[Collected data entries]
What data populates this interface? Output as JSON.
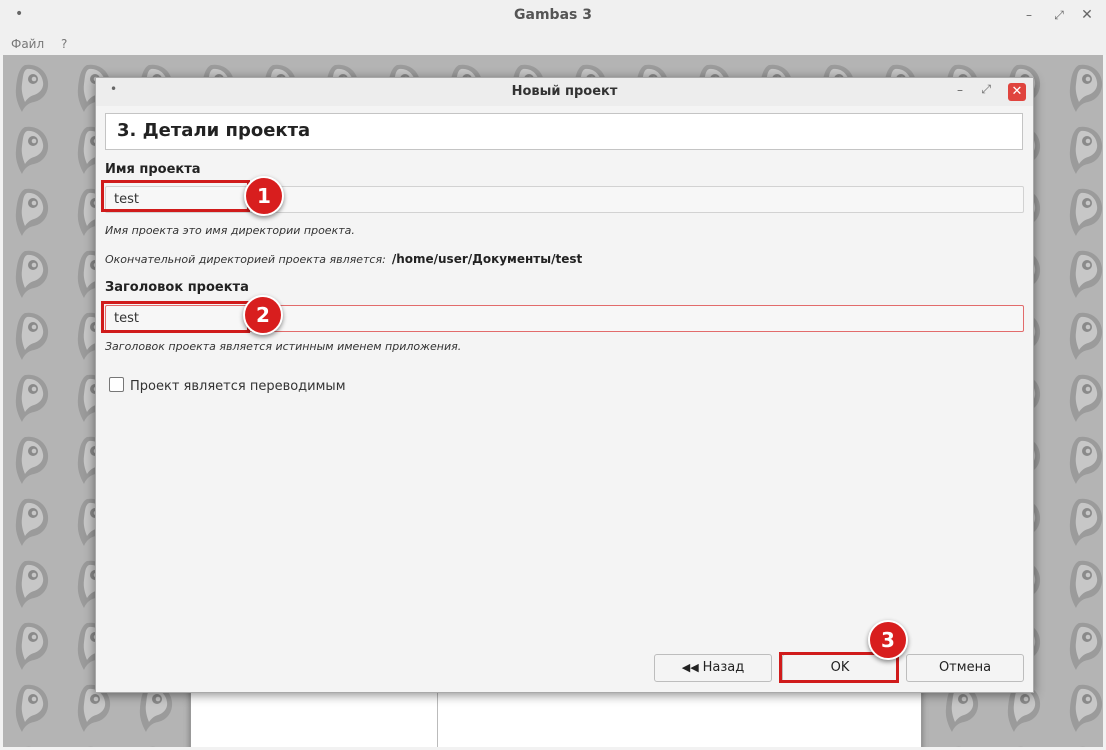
{
  "window": {
    "title": "Gambas 3",
    "menu": [
      "Файл",
      "?"
    ]
  },
  "dialog": {
    "title": "Новый проект",
    "step_title": "3. Детали проекта",
    "project_name": {
      "label": "Имя проекта",
      "value": "test",
      "hint": "Имя проекта это имя директории проекта."
    },
    "final_dir": {
      "label": "Окончательной директорией проекта является:",
      "path": "/home/user/Документы/test"
    },
    "project_title": {
      "label": "Заголовок проекта",
      "value": "test",
      "hint": "Заголовок проекта является истинным именем приложения."
    },
    "translatable_checkbox": {
      "label": "Проект является переводимым",
      "checked": false
    },
    "buttons": {
      "back": "Назад",
      "ok": "OK",
      "cancel": "Отмена"
    }
  },
  "annotations": [
    "1",
    "2",
    "3"
  ],
  "colors": {
    "annotation_red": "#d81e1e",
    "close_button": "#e0443e",
    "error_border": "#e26b6b",
    "workspace_bg": "#b4b4b4"
  }
}
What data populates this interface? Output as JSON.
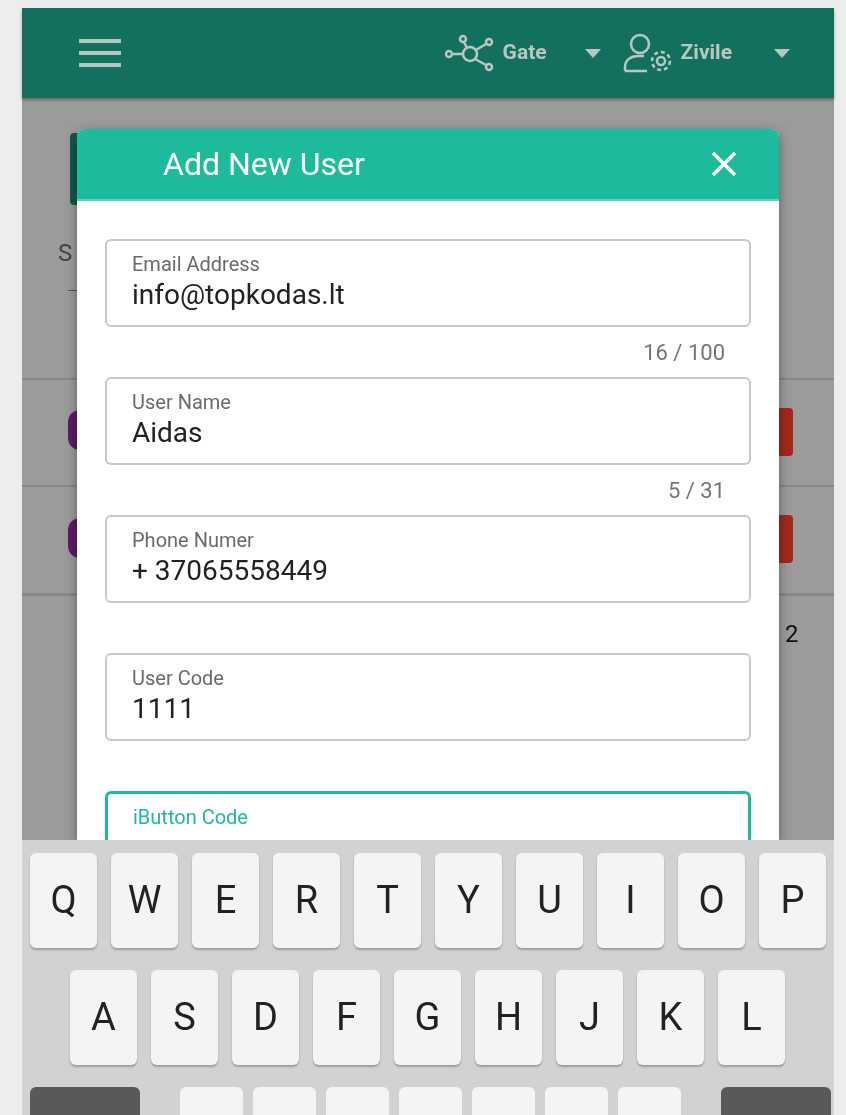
{
  "header": {
    "workspace": "Gate",
    "user": "Zivile"
  },
  "background": {
    "text_1": "S",
    "text_2": "2"
  },
  "dialog": {
    "title": "Add New User",
    "fields": [
      {
        "label": "Email Address",
        "value": "info@topkodas.lt",
        "counter": "16 / 100",
        "focused": false
      },
      {
        "label": "User Name",
        "value": "Aidas",
        "counter": "5 / 31",
        "focused": false
      },
      {
        "label": "Phone Numer",
        "value": "+ 37065558449",
        "focused": false
      },
      {
        "label": "User Code",
        "value": "1111",
        "focused": false
      },
      {
        "label": "iButton Code",
        "focused": true
      }
    ]
  },
  "keyboard": {
    "rows": [
      [
        "Q",
        "W",
        "E",
        "R",
        "T",
        "Y",
        "U",
        "I",
        "O",
        "P"
      ],
      [
        "A",
        "S",
        "D",
        "F",
        "G",
        "H",
        "J",
        "K",
        "L"
      ]
    ],
    "row_3": [
      {
        "kind": "function"
      },
      {
        "kind": "letter"
      },
      {
        "kind": "letter"
      },
      {
        "kind": "letter"
      },
      {
        "kind": "letter"
      },
      {
        "kind": "letter"
      },
      {
        "kind": "letter"
      },
      {
        "kind": "letter"
      },
      {
        "kind": "function"
      }
    ]
  }
}
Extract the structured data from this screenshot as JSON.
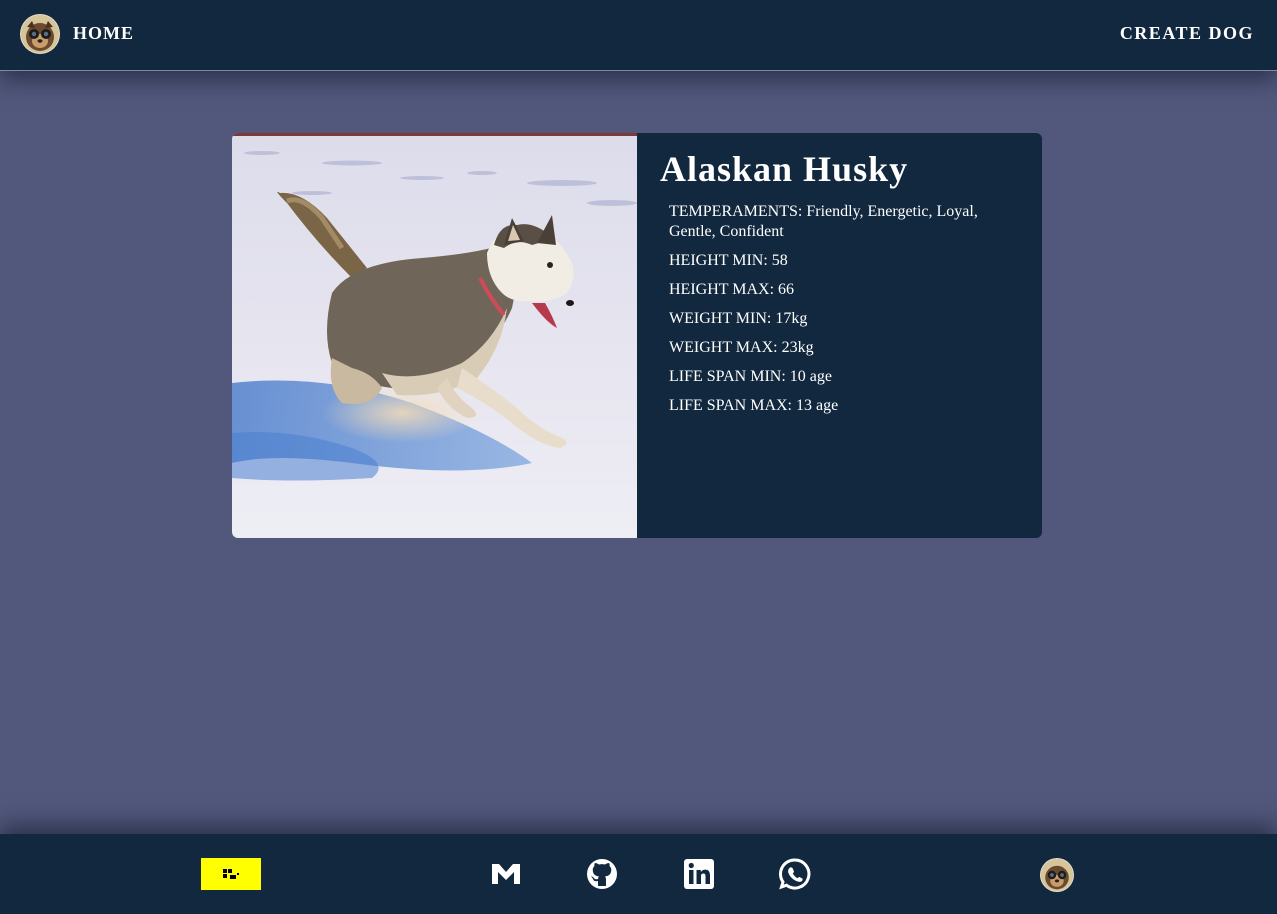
{
  "nav": {
    "home_label": "HOME",
    "create_label": "CREATE DOG",
    "logo_icon": "dog-logo-icon"
  },
  "dog": {
    "name": "Alaskan Husky",
    "image_icon": "husky-photo",
    "attributes": [
      "TEMPERAMENTS: Friendly, Energetic, Loyal, Gentle, Confident",
      "HEIGHT MIN: 58",
      "HEIGHT MAX: 66",
      "WEIGHT MIN: 17kg",
      "WEIGHT MAX: 23kg",
      "LIFE SPAN MIN: 10 age",
      "LIFE SPAN MAX: 13 age"
    ]
  },
  "footer": {
    "badge_icon": "portfolio-badge-icon",
    "social": [
      "gmail-icon",
      "github-icon",
      "linkedin-icon",
      "whatsapp-icon"
    ],
    "avatar_icon": "dog-avatar-icon"
  },
  "colors": {
    "page_bg": "#51587b",
    "bar_bg": "#12283e",
    "card_bg": "#12283e",
    "badge_bg": "#ffff00",
    "text": "#ffffff"
  }
}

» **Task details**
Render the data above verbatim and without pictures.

» **Reply to the exercise**
What data populates this interface? Output as JSON.
{
  "window": {
    "title": "Gambas 3",
    "menu": [
      "Файл",
      "?"
    ]
  },
  "dialog": {
    "title": "Новый проект",
    "step_title": "3. Детали проекта",
    "project_name": {
      "label": "Имя проекта",
      "value": "test",
      "hint": "Имя проекта это имя директории проекта."
    },
    "final_dir": {
      "label": "Окончательной директорией проекта является:",
      "path": "/home/user/Документы/test"
    },
    "project_title": {
      "label": "Заголовок проекта",
      "value": "test",
      "hint": "Заголовок проекта является истинным именем приложения."
    },
    "translatable_checkbox": {
      "label": "Проект является переводимым",
      "checked": false
    },
    "buttons": {
      "back": "Назад",
      "ok": "OK",
      "cancel": "Отмена"
    }
  },
  "annotations": [
    "1",
    "2",
    "3"
  ],
  "colors": {
    "annotation_red": "#d81e1e",
    "close_button": "#e0443e",
    "error_border": "#e26b6b",
    "workspace_bg": "#b4b4b4"
  }
}
What data populates this interface? Output as JSON.
{
  "header": {
    "workspace": "Gate",
    "user": "Zivile"
  },
  "background": {
    "text_1": "S",
    "text_2": "2"
  },
  "dialog": {
    "title": "Add New User",
    "fields": [
      {
        "label": "Email Address",
        "value": "info@topkodas.lt",
        "counter": "16 / 100",
        "focused": false
      },
      {
        "label": "User Name",
        "value": "Aidas",
        "counter": "5 / 31",
        "focused": false
      },
      {
        "label": "Phone Numer",
        "value": "+ 37065558449",
        "focused": false
      },
      {
        "label": "User Code",
        "value": "1111",
        "focused": false
      },
      {
        "label": "iButton Code",
        "focused": true
      }
    ]
  },
  "keyboard": {
    "rows": [
      [
        "Q",
        "W",
        "E",
        "R",
        "T",
        "Y",
        "U",
        "I",
        "O",
        "P"
      ],
      [
        "A",
        "S",
        "D",
        "F",
        "G",
        "H",
        "J",
        "K",
        "L"
      ]
    ],
    "row_3": [
      {
        "kind": "function"
      },
      {
        "kind": "letter"
      },
      {
        "kind": "letter"
      },
      {
        "kind": "letter"
      },
      {
        "kind": "letter"
      },
      {
        "kind": "letter"
      },
      {
        "kind": "letter"
      },
      {
        "kind": "letter"
      },
      {
        "kind": "function"
      }
    ]
  }
}
Extract the structured data from this screenshot as JSON.
{
  "nav": {
    "home_label": "HOME",
    "create_label": "CREATE DOG",
    "logo_icon": "dog-logo-icon"
  },
  "dog": {
    "name": "Alaskan Husky",
    "image_icon": "husky-photo",
    "attributes": [
      "TEMPERAMENTS: Friendly, Energetic, Loyal, Gentle, Confident",
      "HEIGHT MIN: 58",
      "HEIGHT MAX: 66",
      "WEIGHT MIN: 17kg",
      "WEIGHT MAX: 23kg",
      "LIFE SPAN MIN: 10 age",
      "LIFE SPAN MAX: 13 age"
    ]
  },
  "footer": {
    "badge_icon": "portfolio-badge-icon",
    "social": [
      "gmail-icon",
      "github-icon",
      "linkedin-icon",
      "whatsapp-icon"
    ],
    "avatar_icon": "dog-avatar-icon"
  },
  "colors": {
    "page_bg": "#51587b",
    "bar_bg": "#12283e",
    "card_bg": "#12283e",
    "badge_bg": "#ffff00",
    "text": "#ffffff"
  }
}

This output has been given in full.